* _Activity_: Word for word, return each entry that follows, with every image removed.

(Website and app data records)
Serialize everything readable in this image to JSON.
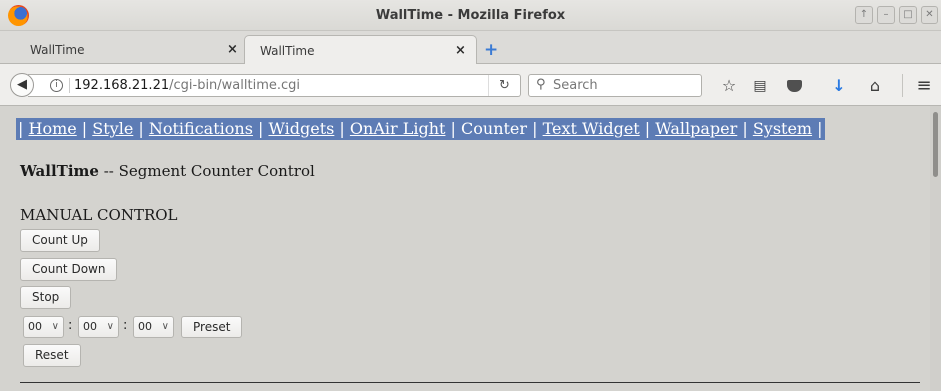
{
  "window": {
    "title": "WallTime - Mozilla Firefox",
    "controls": [
      "restore-icon",
      "minimize-icon",
      "maximize-icon",
      "close-icon"
    ]
  },
  "tabs": [
    {
      "label": "WallTime",
      "active": false
    },
    {
      "label": "WallTime",
      "active": true
    }
  ],
  "navbar": {
    "url_host": "192.168.21.21",
    "url_path": "/cgi-bin/walltime.cgi",
    "search_placeholder": "Search"
  },
  "page": {
    "menu": [
      {
        "label": "Home",
        "link": true
      },
      {
        "label": "Style",
        "link": true
      },
      {
        "label": "Notifications",
        "link": true
      },
      {
        "label": "Widgets",
        "link": true
      },
      {
        "label": "OnAir Light",
        "link": true
      },
      {
        "label": "Counter",
        "link": false
      },
      {
        "label": "Text Widget",
        "link": true
      },
      {
        "label": "Wallpaper",
        "link": true
      },
      {
        "label": "System",
        "link": true
      }
    ],
    "heading_app": "WallTime",
    "heading_rest": " -- Segment Counter Control",
    "section_title": "MANUAL CONTROL",
    "buttons": {
      "count_up": "Count Up",
      "count_down": "Count Down",
      "stop": "Stop",
      "preset": "Preset",
      "reset": "Reset"
    },
    "preset_fields": {
      "hours": "00",
      "minutes": "00",
      "seconds": "00",
      "separator": ":"
    }
  }
}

* _Problem solution_:
Serialize everything readable in this image to JSON.
{
  "window": {
    "title": "WallTime - Mozilla Firefox",
    "controls": [
      "restore-icon",
      "minimize-icon",
      "maximize-icon",
      "close-icon"
    ]
  },
  "tabs": [
    {
      "label": "WallTime",
      "active": false
    },
    {
      "label": "WallTime",
      "active": true
    }
  ],
  "navbar": {
    "url_host": "192.168.21.21",
    "url_path": "/cgi-bin/walltime.cgi",
    "search_placeholder": "Search"
  },
  "page": {
    "menu": [
      {
        "label": "Home",
        "link": true
      },
      {
        "label": "Style",
        "link": true
      },
      {
        "label": "Notifications",
        "link": true
      },
      {
        "label": "Widgets",
        "link": true
      },
      {
        "label": "OnAir Light",
        "link": true
      },
      {
        "label": "Counter",
        "link": false
      },
      {
        "label": "Text Widget",
        "link": true
      },
      {
        "label": "Wallpaper",
        "link": true
      },
      {
        "label": "System",
        "link": true
      }
    ],
    "heading_app": "WallTime",
    "heading_rest": " -- Segment Counter Control",
    "section_title": "MANUAL CONTROL",
    "buttons": {
      "count_up": "Count Up",
      "count_down": "Count Down",
      "stop": "Stop",
      "preset": "Preset",
      "reset": "Reset"
    },
    "preset_fields": {
      "hours": "00",
      "minutes": "00",
      "seconds": "00",
      "separator": ":"
    }
  }
}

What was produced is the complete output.